Consistency was the quality that Rafa Benitez prized in the Limerick-born Steve Finnan during his Liverpool reign. “Finnan is a player who will always play at a consistent level,” said the Spaniard. “He will be seven, eight, nine or even 10 out of 10 every week. Some players find a good level for individual games but don't do the same every week. Finnan does it for a whole season.” One of the heroes of Istanbul, Finnan holds the odd distinction of being the only player to have played in the World Cup, UEFA Champions League, UEFA Cup, Intertoto Cup, FA Cup, all four levels of English league football and the Conference.
By some way, the most prolific goalscorer on this list, Branislav Ivanovic’s knack for important goals was an added bonus that sat alongside the rock-hard presence he brought to Chelsea’s right-hand side. “An unbelievable defender for us over the years and a great and big character and presence in the dressing room,” said John Terry when Ivanovic left the Blues. “A proper legend.” It was that aura that enticed Slaven Bilic to bring the 36-year-old Serbian to West Brom for one last, ultimately ill-fated, Premier League go-around in 2020. "He's a great addition for us, a team who are newly promoted," said Bilic on signing Ivanovic. "He adds quality and experience on the pitch and off the pitch, plus the influence he will have on not just defenders but the whole team around him."
Although his time as Manchester City boss was short, Mark Hughes was the manager that brought in two of the building blocks that were key to his Premier League-winning successors Roberto Mancini and Manuel Pellegrini’s achievements. Nine days after signing Vincent Kompany, Hughes added Pablo Zabaleta, who would go on to make 230 appearances for the Sky Blues and win the title under two different managers before becoming the first Argentinian to reach 300 in three seasons with West Ham.
Just 23, Trent Alexander-Arnold already has a Premier League title, Champions League and a Ballon d’Or nomination to his name, which has drawn praise from another member of this list. “I’ve not seen something like him since Cafu,” said Gary Neville. “He’s out of this world. The quality he produces is out of this world.” As evidence of his ability and the evolution of the position, in September, Alexander-Arnold recorded his 35th Premier League assist, something that took Neville 400 appearances to achieve.
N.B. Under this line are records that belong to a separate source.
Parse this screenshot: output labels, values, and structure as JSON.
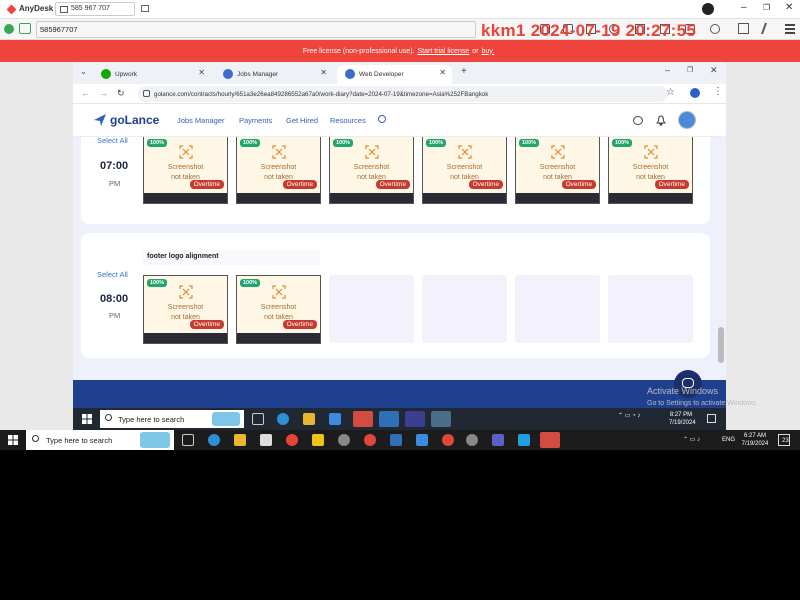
{
  "anydesk": {
    "app_name": "AnyDesk",
    "session_id": "585 967 707",
    "address_value": "585967707",
    "banner_text": "Free license (non-professional use).",
    "banner_link1": "Start trial license",
    "banner_or": "or",
    "banner_link2": "buy.",
    "watermark": "kkm1 2024-07-19 20:27:55"
  },
  "browser": {
    "tabs": [
      {
        "label": "Upwork",
        "color": "#14a800"
      },
      {
        "label": "Jobs Manager",
        "color": "#3d6bcc"
      },
      {
        "label": "Web Developer",
        "color": "#3d6bcc"
      }
    ],
    "url": "golance.com/contracts/hourly/651a3e26ea849286552a67a0/work-diary?date=2024-07-19&timezone=Asia%252FBangkok"
  },
  "golance": {
    "logo": "goLance",
    "nav": [
      "Jobs Manager",
      "Payments",
      "Get Hired",
      "Resources"
    ],
    "accent": "#2e63b8"
  },
  "diary": {
    "blocks": [
      {
        "select_all": "Select All",
        "hour": "07:00",
        "ampm": "PM",
        "memo": "",
        "slots": [
          {
            "percent": "100%",
            "line1": "Screenshot",
            "line2": "not taken",
            "badge": "Overtime"
          },
          {
            "percent": "100%",
            "line1": "Screenshot",
            "line2": "not taken",
            "badge": "Overtime"
          },
          {
            "percent": "100%",
            "line1": "Screenshot",
            "line2": "not taken",
            "badge": "Overtime"
          },
          {
            "percent": "100%",
            "line1": "Screenshot",
            "line2": "not taken",
            "badge": "Overtime"
          },
          {
            "percent": "100%",
            "line1": "Screenshot",
            "line2": "not taken",
            "badge": "Overtime"
          },
          {
            "percent": "100%",
            "line1": "Screenshot",
            "line2": "not taken",
            "badge": "Overtime"
          }
        ]
      },
      {
        "select_all": "Select All",
        "hour": "08:00",
        "ampm": "PM",
        "memo": "footer logo alignment",
        "slots": [
          {
            "percent": "100%",
            "line1": "Screenshot",
            "line2": "not taken",
            "badge": "Overtime"
          },
          {
            "percent": "100%",
            "line1": "Screenshot",
            "line2": "not taken",
            "badge": "Overtime"
          }
        ]
      }
    ]
  },
  "windows_notice": {
    "line1": "Activate Windows",
    "line2": "Go to Settings to activate Windows."
  },
  "taskbar_inner": {
    "search_placeholder": "Type here to search",
    "time": "8:27 PM",
    "date": "7/19/2024"
  },
  "taskbar_outer": {
    "search_placeholder": "Type here to search",
    "time": "6:27 AM",
    "date": "7/19/2024",
    "lang": "ENG",
    "notif_count": "23"
  }
}
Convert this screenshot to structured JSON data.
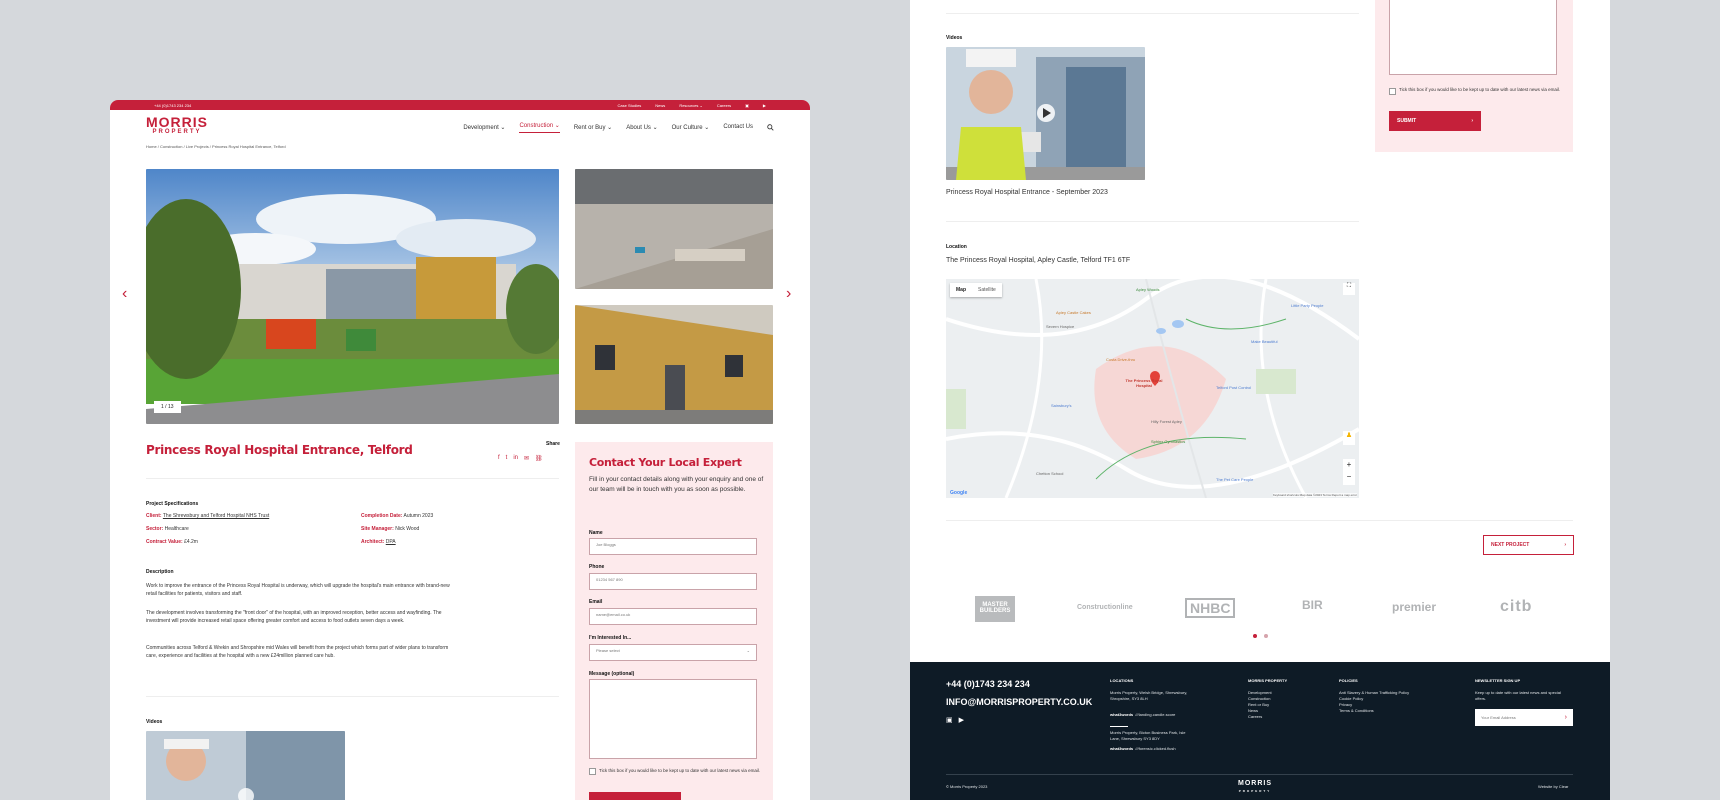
{
  "header": {
    "phone": "+44 (0)1743 234 234",
    "top_links": [
      "Case Studies",
      "News",
      "Resources ⌄",
      "Careers"
    ],
    "logo_line1": "MORRIS",
    "logo_line2": "PROPERTY",
    "menu": [
      "Development ⌄",
      "Construction ⌄",
      "Rent or Buy ⌄",
      "About Us ⌄",
      "Our Culture ⌄",
      "Contact Us"
    ]
  },
  "breadcrumb": "Home / Construction / Live Projects / Princess Royal Hospital Entrance, Telford",
  "gallery": {
    "counter": "1 / 13"
  },
  "project": {
    "title": "Princess Royal Hospital Entrance, Telford",
    "share_label": "Share",
    "specs_heading": "Project Specifications",
    "specs": [
      {
        "label": "Client:",
        "value": "The Shrewsbury and Telford Hospital NHS Trust"
      },
      {
        "label": "Completion Date:",
        "value": "Autumn 2023"
      },
      {
        "label": "Sector:",
        "value": "Healthcare"
      },
      {
        "label": "Site Manager:",
        "value": "Nick Wood"
      },
      {
        "label": "Contract Value:",
        "value": "£4.2m"
      },
      {
        "label": "Architect:",
        "value": "DPA"
      }
    ],
    "description_heading": "Description",
    "description": [
      "Work to improve the entrance of the Princess Royal Hospital is underway, which will upgrade the hospital's main entrance with brand-new retail facilities for patients, visitors and staff.",
      "The development involves transforming the \"front door\" of the hospital, with an improved reception, better access and wayfinding. The investment will provide increased retail space offering greater comfort and access to food outlets seven days a week.",
      "Communities across Telford & Wrekin and Shropshire mid Wales will benefit from the project which forms part of wider plans to transform care, experience and facilities at the hospital with a new £24million planned care hub."
    ],
    "videos_heading": "Videos",
    "video_caption": "Princess Royal Hospital Entrance - September 2023",
    "location_heading": "Location",
    "location_address": "The Princess Royal Hospital, Apley Castle, Telford TF1 6TF",
    "next_project": "NEXT PROJECT"
  },
  "form": {
    "title": "Contact Your Local Expert",
    "intro": "Fill in your contact details along with your enquiry and one of our team will be in touch with you as soon as possible.",
    "name_label": "Name",
    "name_placeholder": "Joe Bloggs",
    "phone_label": "Phone",
    "phone_placeholder": "01234 567 890",
    "email_label": "Email",
    "email_placeholder": "name@email.co.uk",
    "interest_label": "I'm Interested In...",
    "interest_placeholder": "Please select",
    "message_label": "Message (optional)",
    "checkbox_text": "Tick this box if you would like to be kept up to date with our latest news via email.",
    "submit": "SUBMIT"
  },
  "map": {
    "tabs": [
      "Map",
      "Satellite"
    ],
    "pin_label": "The Princess Royal Hospital",
    "places": [
      "Apley Woods",
      "Apley Castle Cakes",
      "Severn Hospice",
      "Costa Drive-thru",
      "Telford Post Control",
      "Sainsbury's",
      "Sphinx Gymnastics",
      "Chetton School",
      "The Pet Care People",
      "Make Beautiful",
      "Little Party People",
      "Hilly Forest Apley"
    ],
    "footer": "Keyboard shortcuts   Map data ©2023   Terms   Report a map error"
  },
  "partners": [
    "MASTER BUILDERS",
    "Constructionline",
    "NHBC",
    "BIR",
    "premier",
    "citb"
  ],
  "footer": {
    "phone": "+44 (0)1743 234 234",
    "email": "INFO@MORRISPROPERTY.CO.UK",
    "locations_heading": "LOCATIONS",
    "location1": "Morris Property, Welsh Bridge, Shrewsbury, Shropshire, SY3 8LH",
    "w3w1_label": "what3words",
    "w3w1": "///landing.candle.score",
    "location2": "Morris Property, Bicton Business Park, Isle Lane, Shrewsbury SY3 8DY",
    "w3w2_label": "what3words",
    "w3w2": "///forensic.clicked.flush",
    "col_heading": "MORRIS PROPERTY",
    "col_links": [
      "Development",
      "Construction",
      "Rent or Buy",
      "News",
      "Careers"
    ],
    "policies_heading": "POLICIES",
    "policies": [
      "Anti Slavery & Human Trafficking Policy",
      "Cookie Policy",
      "Privacy",
      "Terms & Conditions"
    ],
    "newsletter_heading": "NEWSLETTER SIGN UP",
    "newsletter_text": "Keep up to date with our latest news and special offers.",
    "newsletter_placeholder": "Your Email Address",
    "copyright": "© Morris Property 2023",
    "credit": "Website by Clear"
  }
}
With Tony Adams and David O’Leary, Martin Keown or Steve Bould in the middle, Nigel Winterburn on the left and Lee Dixon on the right, Arsenal’s back four was the envy of English football. Under George Graham, Dixon would win the First Division in 1988/89 and 1990/91, in the latter conceding just 18 goals and losing only one league game. When Arsene Wenger took over in 1996, Dixon was given more freedom to employ his ability to get forward and deliver quality crosses, helping Arsenal to the double in 1997/98 and 2001/02.
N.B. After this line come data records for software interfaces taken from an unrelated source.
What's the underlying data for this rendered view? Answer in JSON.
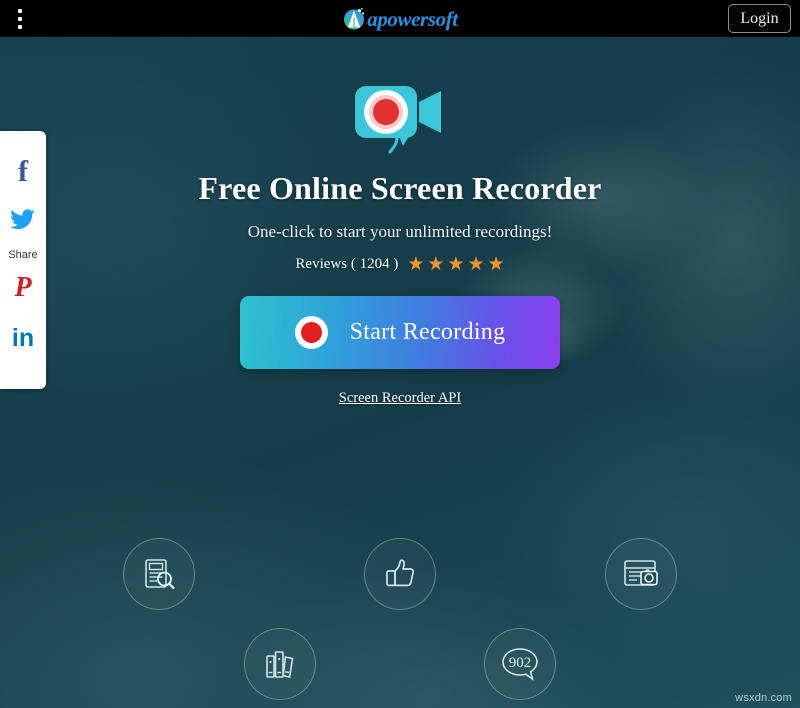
{
  "topbar": {
    "menu_icon": "kebab-menu-icon",
    "logo_text": "apowersoft",
    "logo_icon": "apowersoft-logo-icon",
    "login_label": "Login"
  },
  "share_rail": {
    "label": "Share",
    "items": [
      {
        "name": "facebook",
        "glyph": "f",
        "color": "#3b5998"
      },
      {
        "name": "twitter",
        "glyph": "twitter-bird-icon",
        "color": "#1da1f2"
      },
      {
        "name": "pinterest",
        "glyph": "P",
        "color": "#cb2027"
      },
      {
        "name": "linkedin",
        "glyph": "in",
        "color": "#0077b5"
      }
    ]
  },
  "hero": {
    "camera_icon": "video-camera-record-icon",
    "title": "Free Online Screen Recorder",
    "subtitle": "One-click to start your unlimited recordings!",
    "reviews_label": "Reviews ( 1204 )",
    "star_glyph": "★",
    "star_count": 5,
    "star_color": "#f59331",
    "button_label": "Start Recording",
    "button_icon": "record-dot-icon",
    "button_gradient_from": "#2ec2cf",
    "button_gradient_to": "#8a3ff0",
    "api_link_label": "Screen Recorder API"
  },
  "features": [
    {
      "name": "document-search-icon",
      "badge": ""
    },
    {
      "name": "thumbs-up-icon",
      "badge": ""
    },
    {
      "name": "window-camera-screenshot-icon",
      "badge": ""
    },
    {
      "name": "books-library-icon",
      "badge": ""
    },
    {
      "name": "speech-bubble-count-icon",
      "badge": "902"
    }
  ],
  "watermark": "wsxdn.com"
}
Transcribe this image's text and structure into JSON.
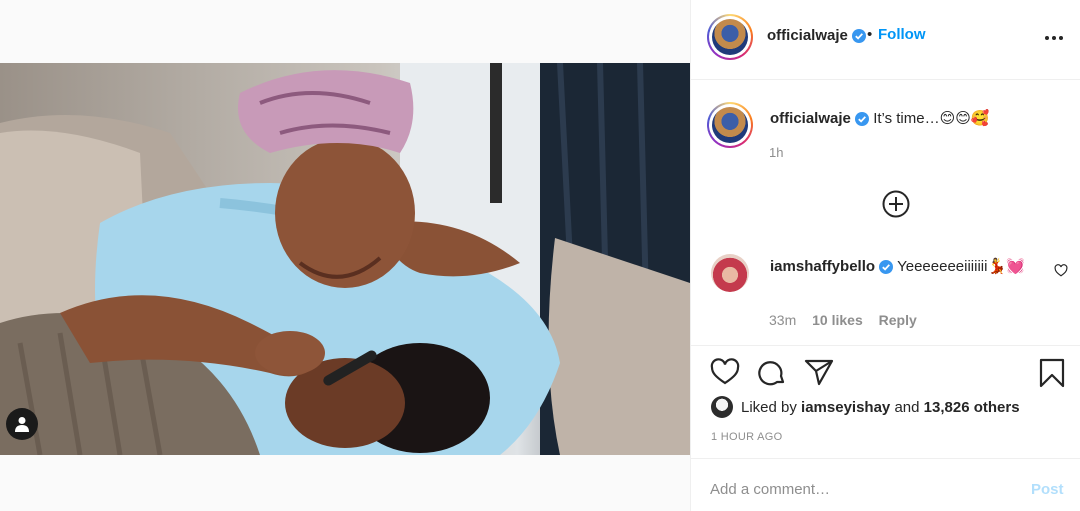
{
  "post": {
    "author": "officialwaje",
    "follow_label": "Follow",
    "dot": "•",
    "caption": "It’s time…😊😊🥰",
    "caption_time": "1h"
  },
  "comment": {
    "author": "iamshaffybello",
    "text": "Yeeeeeeeiiiiiii💃💓",
    "time": "33m",
    "likes": "10 likes",
    "reply_label": "Reply"
  },
  "likes": {
    "prefix": "Liked by",
    "user": "iamseyishay",
    "connector": "and",
    "others": "13,826 others"
  },
  "time_ago": "1 HOUR AGO",
  "add_comment": {
    "placeholder": "Add a comment…",
    "post_label": "Post"
  },
  "colors": {
    "link_blue": "#0095f6",
    "post_disabled": "#b2dffc",
    "muted": "#8e8e8e"
  },
  "icons": [
    "verified-badge-icon",
    "more-options-icon",
    "load-more-comments-icon",
    "heart-icon",
    "comment-icon",
    "share-icon",
    "save-bookmark-icon",
    "user-tag-icon"
  ]
}
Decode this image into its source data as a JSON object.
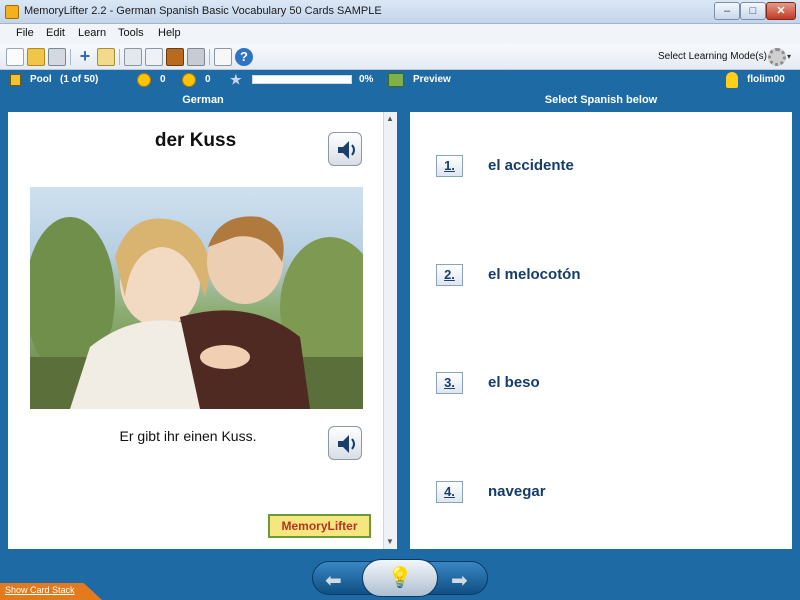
{
  "window": {
    "title": "MemoryLifter 2.2 - German Spanish Basic Vocabulary 50 Cards SAMPLE",
    "min_glyph": "–",
    "max_glyph": "□",
    "close_glyph": "✕"
  },
  "menu": [
    "File",
    "Edit",
    "Learn",
    "Tools",
    "Help"
  ],
  "toolbar": {
    "mode_label": "Select Learning Mode(s)",
    "caret": "▾"
  },
  "status": {
    "pool_label": "Pool",
    "pool_count": "(1 of 50)",
    "right_count": "0",
    "wrong_count": "0",
    "progress_percent": "0%",
    "progress_fraction": 0,
    "preview_label": "Preview",
    "user_name": "flolim00"
  },
  "left": {
    "header": "German",
    "word": "der Kuss",
    "sentence": "Er gibt ihr einen Kuss.",
    "logo_text": "MemoryLifter"
  },
  "right": {
    "header": "Select Spanish below",
    "answers": [
      {
        "num": "1.",
        "text": "el accidente"
      },
      {
        "num": "2.",
        "text": "el melocotón"
      },
      {
        "num": "3.",
        "text": "el beso"
      },
      {
        "num": "4.",
        "text": "navegar"
      }
    ]
  },
  "bottom": {
    "show_stack": "Show Card Stack",
    "prev_glyph": "⬅",
    "next_glyph": "➡",
    "hint_glyph": "💡"
  },
  "colors": {
    "accent": "#1e6aa5",
    "answer_text": "#153c6b",
    "orange_tab": "#e37b1e"
  }
}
While Jaap Staam may have described Gary Neville as a “busy c**t” there is no doubt his approach personified the work ethic and the doggedness that Manchester United manager Alex Ferguson preached. Not blessed with the natural speed or footballing ability of others who played his position, Neville’s approach was to outwork peers and opponents and win battles through sheer bloody-mindedness. His post-football career has demonstrated a sharp football brain and his trophy cabinet is decorated with eight Premiership trophies.